Go through the data below. Pull out every line that has the word "ALTITUDE".
Source material START
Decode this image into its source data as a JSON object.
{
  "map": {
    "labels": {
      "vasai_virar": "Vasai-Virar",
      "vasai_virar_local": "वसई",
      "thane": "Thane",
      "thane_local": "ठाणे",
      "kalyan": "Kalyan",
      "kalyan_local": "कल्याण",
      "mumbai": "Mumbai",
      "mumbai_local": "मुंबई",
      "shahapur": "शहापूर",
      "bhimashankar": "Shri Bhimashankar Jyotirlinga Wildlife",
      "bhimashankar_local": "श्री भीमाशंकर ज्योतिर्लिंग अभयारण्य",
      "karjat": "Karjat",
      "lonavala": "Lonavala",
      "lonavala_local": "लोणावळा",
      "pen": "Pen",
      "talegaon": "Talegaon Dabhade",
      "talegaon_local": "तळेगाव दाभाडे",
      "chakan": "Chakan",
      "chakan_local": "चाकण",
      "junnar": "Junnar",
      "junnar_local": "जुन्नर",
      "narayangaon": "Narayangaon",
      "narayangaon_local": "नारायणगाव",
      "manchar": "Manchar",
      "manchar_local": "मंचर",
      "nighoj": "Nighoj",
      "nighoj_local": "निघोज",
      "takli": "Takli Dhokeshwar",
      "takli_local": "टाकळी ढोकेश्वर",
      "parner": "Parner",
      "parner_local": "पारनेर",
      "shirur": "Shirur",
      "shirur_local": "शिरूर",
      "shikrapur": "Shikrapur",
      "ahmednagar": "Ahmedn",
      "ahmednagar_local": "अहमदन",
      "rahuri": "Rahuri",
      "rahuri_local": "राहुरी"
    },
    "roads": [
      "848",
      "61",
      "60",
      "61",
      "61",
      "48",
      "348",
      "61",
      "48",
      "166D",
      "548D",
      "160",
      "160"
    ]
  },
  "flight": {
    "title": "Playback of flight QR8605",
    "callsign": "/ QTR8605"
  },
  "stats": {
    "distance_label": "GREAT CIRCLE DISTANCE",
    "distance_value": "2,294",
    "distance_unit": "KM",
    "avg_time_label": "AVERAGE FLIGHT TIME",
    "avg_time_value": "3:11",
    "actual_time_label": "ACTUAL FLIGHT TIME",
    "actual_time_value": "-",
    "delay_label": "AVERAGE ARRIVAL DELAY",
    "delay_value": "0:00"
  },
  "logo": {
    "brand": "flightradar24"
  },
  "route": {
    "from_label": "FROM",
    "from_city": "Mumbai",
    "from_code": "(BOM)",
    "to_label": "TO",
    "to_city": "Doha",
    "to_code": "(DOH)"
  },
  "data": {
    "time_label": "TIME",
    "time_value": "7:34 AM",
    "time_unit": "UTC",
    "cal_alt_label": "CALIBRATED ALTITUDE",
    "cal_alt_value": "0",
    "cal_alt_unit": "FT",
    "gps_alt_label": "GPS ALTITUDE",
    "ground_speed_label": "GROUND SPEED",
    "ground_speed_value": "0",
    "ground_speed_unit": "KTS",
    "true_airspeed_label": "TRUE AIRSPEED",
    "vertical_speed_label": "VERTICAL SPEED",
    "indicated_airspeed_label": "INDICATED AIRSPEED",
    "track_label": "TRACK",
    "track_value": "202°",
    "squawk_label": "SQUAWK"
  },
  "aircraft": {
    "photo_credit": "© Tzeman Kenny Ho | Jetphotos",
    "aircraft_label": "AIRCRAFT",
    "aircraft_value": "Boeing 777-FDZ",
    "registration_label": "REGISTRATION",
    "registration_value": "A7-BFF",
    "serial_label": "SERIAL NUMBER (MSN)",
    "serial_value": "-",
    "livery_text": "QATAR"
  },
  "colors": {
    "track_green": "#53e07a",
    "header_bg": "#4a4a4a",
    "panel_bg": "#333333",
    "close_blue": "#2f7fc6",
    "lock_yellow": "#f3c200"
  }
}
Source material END
Output —
    "cal_alt_label": "CALIBRATED ALTITUDE",
    "gps_alt_label": "GPS ALTITUDE",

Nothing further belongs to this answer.